Do you know how perilous drugged driving is? Being under the impact of any drug or narcotize that acts on the central nervous system and brain, tarnishes a drivers driving skills, attention, coordination, balance, perception, reaction, judgement and time. Even little consumption of some drugs can prove hazardous. It puts not only the driver in danger but also the passengers and other pedestrians who share the roads and close-by passageways.
In all states but New York and Hawaii, driving under the influence of drugs (DUID) is considered as offensive as driving under the effect of alcohol. The only issue with drugs is that they cannot be easily tested for. They are available in varied sizes and shapes, and it is arduous for lawmakers to sustain. Although DUID laws are different worldwide, states mostly litigate drivers based on one or more of the following norms:
1. Impairment: The most common law states that the driver must be incapable of driving or impaired by a given object, to be guilty of a DUID- which means that to get a belief, prosecutors have to prove that the driver was actually harmed behind the wheel. These states do not set a legal blood limit.
2. Habitual Use: Another form of DUID law makes it illegal and unauthorized for habitual users or drug fanatics to drive at all. This is pertinent in five states with an exception of California, that make allowances for drug addicts who are members of drug treatment programs.
3. Incapacitation: Incapacitation law in the 14 states requires the prosecutors to prove that the driver is incapable and unfit to drive safely. The prosecution has to prove that the driver was not only highly drugged but also the drug effect rendered them incapable to drive safely.
4. Zero Tolerance: This law states that any spec of drugs in your system while driving is a crime in itself, even if the drugs are not active in your brain.
Drugged Driving Statistics
According to a Survey by National Survey on Drug Use and Health in the year 2013, approximately 11 million people aged 12 or older, reported driving under the impact of illegal drugs. The rate was higher than the rate in the previous years.
Drugged Driving Penalties
There are a few penalties that are common in all the states such as license suspension, jail time, imprisonment and heavy fines. California, for instance, requires a minimum 4 days of imprisonment and fine ranging from few hundreds to many thousand dollars along with other penalties.
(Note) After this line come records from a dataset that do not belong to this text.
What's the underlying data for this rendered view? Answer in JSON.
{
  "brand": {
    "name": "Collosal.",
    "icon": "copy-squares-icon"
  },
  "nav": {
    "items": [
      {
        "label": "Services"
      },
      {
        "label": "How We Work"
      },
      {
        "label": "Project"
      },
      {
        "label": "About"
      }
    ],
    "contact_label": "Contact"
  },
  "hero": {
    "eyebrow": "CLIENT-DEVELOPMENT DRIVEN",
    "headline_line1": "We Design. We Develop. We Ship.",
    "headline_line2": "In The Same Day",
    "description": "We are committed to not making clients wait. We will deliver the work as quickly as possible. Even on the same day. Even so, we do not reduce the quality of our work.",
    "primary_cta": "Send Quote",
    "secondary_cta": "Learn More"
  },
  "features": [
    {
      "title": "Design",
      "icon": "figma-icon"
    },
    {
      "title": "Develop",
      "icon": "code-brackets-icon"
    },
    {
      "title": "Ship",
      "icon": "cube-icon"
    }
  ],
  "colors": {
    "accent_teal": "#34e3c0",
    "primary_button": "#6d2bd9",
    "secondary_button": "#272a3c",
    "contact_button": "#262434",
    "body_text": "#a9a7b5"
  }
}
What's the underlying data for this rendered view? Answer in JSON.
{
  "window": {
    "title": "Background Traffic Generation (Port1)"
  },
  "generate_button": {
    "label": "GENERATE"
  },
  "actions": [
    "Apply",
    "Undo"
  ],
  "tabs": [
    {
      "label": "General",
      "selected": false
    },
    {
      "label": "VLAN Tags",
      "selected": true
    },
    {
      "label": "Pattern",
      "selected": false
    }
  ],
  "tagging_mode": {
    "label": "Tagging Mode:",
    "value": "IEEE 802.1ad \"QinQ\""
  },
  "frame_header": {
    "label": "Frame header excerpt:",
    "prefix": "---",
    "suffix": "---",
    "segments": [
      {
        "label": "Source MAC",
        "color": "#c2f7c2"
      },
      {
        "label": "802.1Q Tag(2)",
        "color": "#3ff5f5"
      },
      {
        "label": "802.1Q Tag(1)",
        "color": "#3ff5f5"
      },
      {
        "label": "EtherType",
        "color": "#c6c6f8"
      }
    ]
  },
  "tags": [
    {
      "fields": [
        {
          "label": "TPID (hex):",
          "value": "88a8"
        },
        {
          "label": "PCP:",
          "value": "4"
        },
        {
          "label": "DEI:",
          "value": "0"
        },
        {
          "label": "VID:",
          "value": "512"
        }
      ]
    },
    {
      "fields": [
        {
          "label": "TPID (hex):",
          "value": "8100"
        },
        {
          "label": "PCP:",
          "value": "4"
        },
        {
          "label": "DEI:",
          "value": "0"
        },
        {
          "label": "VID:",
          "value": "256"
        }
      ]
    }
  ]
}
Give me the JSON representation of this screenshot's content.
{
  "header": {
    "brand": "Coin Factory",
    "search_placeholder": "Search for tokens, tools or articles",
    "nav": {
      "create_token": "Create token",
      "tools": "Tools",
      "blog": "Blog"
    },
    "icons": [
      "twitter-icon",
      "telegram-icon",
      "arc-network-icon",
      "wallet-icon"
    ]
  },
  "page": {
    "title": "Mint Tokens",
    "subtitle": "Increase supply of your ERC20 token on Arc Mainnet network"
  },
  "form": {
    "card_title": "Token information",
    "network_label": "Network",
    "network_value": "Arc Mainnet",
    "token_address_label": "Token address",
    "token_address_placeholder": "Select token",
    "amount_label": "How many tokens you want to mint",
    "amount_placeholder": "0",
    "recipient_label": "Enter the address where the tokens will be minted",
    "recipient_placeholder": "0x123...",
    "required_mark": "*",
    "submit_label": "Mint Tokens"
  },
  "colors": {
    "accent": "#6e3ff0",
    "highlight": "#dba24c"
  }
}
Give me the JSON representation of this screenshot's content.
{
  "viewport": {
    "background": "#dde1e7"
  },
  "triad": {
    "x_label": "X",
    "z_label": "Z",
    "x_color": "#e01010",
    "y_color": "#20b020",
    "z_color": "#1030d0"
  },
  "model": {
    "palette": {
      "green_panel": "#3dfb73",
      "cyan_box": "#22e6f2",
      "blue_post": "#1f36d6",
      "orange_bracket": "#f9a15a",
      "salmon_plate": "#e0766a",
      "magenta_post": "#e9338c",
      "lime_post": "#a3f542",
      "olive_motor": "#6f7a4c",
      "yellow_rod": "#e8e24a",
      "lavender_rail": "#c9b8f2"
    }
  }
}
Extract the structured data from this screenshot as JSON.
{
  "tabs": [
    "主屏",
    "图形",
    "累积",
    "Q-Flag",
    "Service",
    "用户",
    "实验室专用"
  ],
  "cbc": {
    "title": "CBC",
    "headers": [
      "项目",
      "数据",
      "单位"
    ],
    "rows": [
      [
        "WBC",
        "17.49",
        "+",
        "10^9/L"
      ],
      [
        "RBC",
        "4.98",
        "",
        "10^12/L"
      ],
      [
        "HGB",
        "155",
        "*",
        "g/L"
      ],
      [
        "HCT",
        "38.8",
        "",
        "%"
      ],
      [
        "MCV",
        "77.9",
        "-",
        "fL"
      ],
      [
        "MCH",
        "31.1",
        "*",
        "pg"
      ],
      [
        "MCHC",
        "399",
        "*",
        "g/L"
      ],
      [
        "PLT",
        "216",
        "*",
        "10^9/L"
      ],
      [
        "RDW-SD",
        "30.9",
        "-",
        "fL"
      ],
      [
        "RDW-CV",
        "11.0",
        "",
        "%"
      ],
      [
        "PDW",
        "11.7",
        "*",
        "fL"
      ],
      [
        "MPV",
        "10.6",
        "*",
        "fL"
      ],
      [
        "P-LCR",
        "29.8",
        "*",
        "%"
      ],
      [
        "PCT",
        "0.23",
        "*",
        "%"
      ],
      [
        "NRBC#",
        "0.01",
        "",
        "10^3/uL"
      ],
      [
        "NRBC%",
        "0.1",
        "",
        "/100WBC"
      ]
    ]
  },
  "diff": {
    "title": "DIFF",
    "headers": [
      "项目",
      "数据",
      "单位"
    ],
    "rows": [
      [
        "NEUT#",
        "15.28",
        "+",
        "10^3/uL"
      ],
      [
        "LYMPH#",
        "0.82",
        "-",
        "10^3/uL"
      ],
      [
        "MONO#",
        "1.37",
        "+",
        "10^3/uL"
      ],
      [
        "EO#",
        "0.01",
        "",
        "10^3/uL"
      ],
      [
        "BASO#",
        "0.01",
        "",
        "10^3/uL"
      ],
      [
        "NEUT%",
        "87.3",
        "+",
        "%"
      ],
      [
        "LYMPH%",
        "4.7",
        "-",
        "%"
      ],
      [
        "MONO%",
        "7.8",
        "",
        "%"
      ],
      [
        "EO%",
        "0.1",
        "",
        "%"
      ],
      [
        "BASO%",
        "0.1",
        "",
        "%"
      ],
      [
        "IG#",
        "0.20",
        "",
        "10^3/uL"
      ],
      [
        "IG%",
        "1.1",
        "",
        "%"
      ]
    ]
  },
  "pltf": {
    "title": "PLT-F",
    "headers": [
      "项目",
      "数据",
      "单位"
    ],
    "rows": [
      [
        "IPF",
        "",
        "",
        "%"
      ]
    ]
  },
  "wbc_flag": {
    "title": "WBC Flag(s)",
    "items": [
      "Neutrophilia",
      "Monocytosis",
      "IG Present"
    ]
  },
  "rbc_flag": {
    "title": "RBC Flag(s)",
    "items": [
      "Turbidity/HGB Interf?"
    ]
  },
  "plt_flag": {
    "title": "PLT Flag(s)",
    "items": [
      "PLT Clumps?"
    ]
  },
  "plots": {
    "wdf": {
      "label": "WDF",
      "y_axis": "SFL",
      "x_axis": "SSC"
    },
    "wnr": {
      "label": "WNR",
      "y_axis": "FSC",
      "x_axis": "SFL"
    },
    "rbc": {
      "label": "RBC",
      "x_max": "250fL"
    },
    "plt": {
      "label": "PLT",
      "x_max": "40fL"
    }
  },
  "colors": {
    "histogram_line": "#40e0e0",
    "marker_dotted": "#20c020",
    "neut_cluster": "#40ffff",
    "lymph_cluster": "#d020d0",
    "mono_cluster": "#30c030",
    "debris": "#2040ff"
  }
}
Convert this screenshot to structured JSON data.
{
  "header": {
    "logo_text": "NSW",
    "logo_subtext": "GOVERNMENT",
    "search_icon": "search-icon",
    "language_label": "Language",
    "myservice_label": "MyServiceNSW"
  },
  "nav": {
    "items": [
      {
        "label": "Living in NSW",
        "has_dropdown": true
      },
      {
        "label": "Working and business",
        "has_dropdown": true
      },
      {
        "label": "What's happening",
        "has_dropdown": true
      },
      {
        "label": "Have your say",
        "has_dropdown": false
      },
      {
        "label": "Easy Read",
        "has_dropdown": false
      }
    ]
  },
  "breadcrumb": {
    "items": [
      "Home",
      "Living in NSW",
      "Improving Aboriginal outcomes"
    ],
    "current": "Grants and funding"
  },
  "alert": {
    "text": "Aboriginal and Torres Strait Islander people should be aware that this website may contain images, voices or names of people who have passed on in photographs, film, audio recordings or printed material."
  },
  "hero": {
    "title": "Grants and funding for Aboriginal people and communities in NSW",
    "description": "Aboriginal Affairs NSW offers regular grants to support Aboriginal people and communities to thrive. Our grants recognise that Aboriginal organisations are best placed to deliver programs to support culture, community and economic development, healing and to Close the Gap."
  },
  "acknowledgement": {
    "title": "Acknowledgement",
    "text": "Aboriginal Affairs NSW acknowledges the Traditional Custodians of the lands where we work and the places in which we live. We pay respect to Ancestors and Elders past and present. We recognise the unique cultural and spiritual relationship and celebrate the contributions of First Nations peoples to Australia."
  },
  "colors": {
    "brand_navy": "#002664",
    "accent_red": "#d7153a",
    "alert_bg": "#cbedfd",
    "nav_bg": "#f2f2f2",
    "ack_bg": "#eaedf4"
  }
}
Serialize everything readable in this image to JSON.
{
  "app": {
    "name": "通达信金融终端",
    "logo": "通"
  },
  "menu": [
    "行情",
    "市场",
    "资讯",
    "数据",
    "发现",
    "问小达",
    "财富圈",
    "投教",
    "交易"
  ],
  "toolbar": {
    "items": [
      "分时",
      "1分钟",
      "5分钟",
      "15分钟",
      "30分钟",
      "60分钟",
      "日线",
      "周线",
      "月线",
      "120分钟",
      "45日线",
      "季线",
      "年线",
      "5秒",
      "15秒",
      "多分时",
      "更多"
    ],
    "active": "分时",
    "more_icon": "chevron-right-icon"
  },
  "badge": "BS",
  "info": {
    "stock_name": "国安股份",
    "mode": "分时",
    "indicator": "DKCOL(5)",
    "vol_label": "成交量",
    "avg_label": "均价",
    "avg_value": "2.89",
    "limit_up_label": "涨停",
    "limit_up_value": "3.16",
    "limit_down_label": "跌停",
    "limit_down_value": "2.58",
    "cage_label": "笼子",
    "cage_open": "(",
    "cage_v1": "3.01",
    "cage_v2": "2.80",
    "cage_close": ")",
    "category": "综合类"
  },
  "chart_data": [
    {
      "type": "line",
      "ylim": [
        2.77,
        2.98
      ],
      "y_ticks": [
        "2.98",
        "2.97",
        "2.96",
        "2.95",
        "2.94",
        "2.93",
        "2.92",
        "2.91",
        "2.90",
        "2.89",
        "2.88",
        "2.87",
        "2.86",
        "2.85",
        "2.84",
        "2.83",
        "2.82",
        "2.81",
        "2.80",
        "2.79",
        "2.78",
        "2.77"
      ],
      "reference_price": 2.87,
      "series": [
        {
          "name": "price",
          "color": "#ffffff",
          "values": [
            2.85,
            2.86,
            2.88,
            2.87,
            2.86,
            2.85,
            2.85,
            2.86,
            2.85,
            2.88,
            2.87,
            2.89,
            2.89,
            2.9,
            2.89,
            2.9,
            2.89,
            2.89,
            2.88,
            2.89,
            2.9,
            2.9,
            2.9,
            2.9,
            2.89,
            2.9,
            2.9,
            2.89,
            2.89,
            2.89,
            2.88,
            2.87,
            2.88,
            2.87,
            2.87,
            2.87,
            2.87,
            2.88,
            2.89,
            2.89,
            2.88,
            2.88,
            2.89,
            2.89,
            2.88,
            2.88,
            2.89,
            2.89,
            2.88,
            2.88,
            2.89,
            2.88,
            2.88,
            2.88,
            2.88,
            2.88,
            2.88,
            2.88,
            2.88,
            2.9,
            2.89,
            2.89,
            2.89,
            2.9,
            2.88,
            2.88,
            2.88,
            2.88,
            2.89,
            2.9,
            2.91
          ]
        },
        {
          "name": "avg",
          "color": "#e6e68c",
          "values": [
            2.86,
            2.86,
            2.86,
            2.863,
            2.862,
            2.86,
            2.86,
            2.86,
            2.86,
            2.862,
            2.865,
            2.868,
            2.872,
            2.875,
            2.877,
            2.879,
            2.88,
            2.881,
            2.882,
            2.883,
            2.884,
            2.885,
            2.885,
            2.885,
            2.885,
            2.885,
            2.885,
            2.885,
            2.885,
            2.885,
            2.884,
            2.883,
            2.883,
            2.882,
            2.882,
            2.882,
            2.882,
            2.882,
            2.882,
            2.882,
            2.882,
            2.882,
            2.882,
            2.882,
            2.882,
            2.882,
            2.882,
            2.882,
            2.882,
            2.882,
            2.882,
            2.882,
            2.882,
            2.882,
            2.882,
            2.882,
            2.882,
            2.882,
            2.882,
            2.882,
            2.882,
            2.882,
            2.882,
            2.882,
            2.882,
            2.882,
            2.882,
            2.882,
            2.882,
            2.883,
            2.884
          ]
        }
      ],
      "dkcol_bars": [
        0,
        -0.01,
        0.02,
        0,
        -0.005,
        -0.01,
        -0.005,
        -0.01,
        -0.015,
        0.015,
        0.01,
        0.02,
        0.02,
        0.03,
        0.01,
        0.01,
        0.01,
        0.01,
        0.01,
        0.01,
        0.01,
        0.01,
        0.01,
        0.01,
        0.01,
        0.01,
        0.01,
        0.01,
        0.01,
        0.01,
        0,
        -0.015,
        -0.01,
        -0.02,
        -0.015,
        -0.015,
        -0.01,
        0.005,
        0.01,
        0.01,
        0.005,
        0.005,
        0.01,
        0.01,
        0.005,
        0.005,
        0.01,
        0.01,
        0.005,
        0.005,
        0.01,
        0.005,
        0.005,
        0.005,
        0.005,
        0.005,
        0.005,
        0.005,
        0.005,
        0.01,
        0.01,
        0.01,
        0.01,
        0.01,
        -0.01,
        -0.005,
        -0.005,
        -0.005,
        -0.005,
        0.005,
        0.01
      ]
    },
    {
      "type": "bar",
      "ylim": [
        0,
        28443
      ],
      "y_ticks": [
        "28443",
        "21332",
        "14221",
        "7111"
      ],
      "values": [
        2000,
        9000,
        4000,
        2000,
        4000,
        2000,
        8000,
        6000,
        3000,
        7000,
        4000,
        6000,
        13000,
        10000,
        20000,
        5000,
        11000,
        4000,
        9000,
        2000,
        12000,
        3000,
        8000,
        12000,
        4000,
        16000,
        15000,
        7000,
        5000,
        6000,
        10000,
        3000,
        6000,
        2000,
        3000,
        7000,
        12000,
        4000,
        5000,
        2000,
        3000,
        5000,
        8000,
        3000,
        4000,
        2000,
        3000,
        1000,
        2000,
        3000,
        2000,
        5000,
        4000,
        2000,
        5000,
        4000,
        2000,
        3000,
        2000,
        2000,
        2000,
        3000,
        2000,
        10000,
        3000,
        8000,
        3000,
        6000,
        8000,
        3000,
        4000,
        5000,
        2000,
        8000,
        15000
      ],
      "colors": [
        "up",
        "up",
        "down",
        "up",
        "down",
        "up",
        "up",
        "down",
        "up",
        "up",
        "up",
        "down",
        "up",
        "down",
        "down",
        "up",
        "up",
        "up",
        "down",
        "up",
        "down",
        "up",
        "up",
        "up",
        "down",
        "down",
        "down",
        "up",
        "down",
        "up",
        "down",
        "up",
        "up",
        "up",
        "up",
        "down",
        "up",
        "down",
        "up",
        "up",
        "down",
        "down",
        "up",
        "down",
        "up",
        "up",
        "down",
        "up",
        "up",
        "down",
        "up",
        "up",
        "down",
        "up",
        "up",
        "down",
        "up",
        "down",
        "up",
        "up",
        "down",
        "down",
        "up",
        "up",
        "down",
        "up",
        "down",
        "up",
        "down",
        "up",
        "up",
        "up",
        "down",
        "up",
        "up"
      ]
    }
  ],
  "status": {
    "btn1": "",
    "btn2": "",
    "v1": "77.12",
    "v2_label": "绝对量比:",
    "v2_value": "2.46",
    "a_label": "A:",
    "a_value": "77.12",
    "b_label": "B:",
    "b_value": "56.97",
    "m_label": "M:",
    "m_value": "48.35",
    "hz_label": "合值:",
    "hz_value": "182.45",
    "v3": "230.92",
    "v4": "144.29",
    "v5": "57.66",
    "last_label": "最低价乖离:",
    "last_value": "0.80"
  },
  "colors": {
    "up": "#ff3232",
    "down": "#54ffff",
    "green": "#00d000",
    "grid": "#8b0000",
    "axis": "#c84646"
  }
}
Drugged drivers should therefore be either kept off the road, or held accountable for their actions and encouraged to get proper treatment in order to protect themselves and others